Dental professionals go to great lengths to provide friendly and pleasant office experiences for children. Preventing tooth decay and teaching children healthy oral hygiene habits is a privilege that dentistry takes very seriously. So, naturally, this study caught the attention of dentists, national dental associations, and scientists worldwide, not to mention concerned parents.

The American Dental Association responds

Because the Journal of the American Medical Association Pediatrics published this study, the ADA had to respond. It is unfortunate that this study's authors seemingly ignored thousands of scientific articles to publish their dramatic conclusions. 

The controversial study met with resistance by the American Academy of Pediatrics, which confirmed that they still recommend fluoridated drinking water and toothpaste for children. Pediatricians pointed to the large body of research that supported fluoride use. They also expressed concern about the interpretation of the Canadian study.

Other scientific organizations such as the American Council on Science and Health questioned the study and expressed doubt about its accuracy. This was one organization that said plainly that the authors of the study were probably wrong.

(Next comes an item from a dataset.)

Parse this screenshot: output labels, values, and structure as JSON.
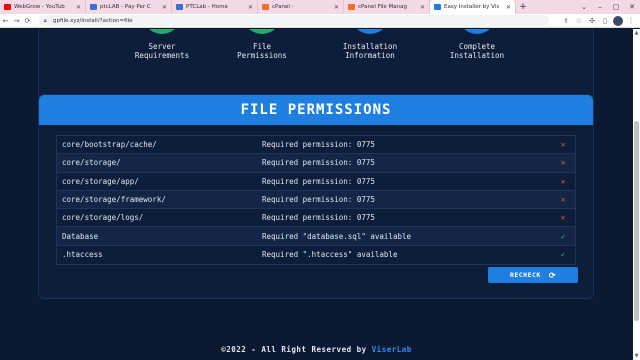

The ADA continues to support the fluoridation of community water. It reminds the public that even one of the study’s authors stated that she is “happy to go on the record to say that I continue to support water fluoridation.” Also, a group of scientists, in 2020, called for the Canadian university responsible for the study to conduct an independent investigation. 

The complicated controversy continues

The fluoride controversy is nowhere close to ending. Fluoride continues to make its way onto ballots, and communities continue to struggle with what is best for their children and adults' health.

As dental professionals, we have an obligation to make decisions that benefit our patients’ oral health without compromising their systemic health. Our obligation demands that we thoroughly research topics like fluoridated water. This challenges us to work hard to seek treatments with the best scientific backing.

Dentists, dental hygienists, and dental assistants work together, study together, learn together, and teach their parents together as a team dedicated to preventing dental disease. 

Cloud Dentistry provides you the opportunity to participate in this endeavor with maximum freedom over your lifestyle and finances. 

Written By Dr. Steven Tuggle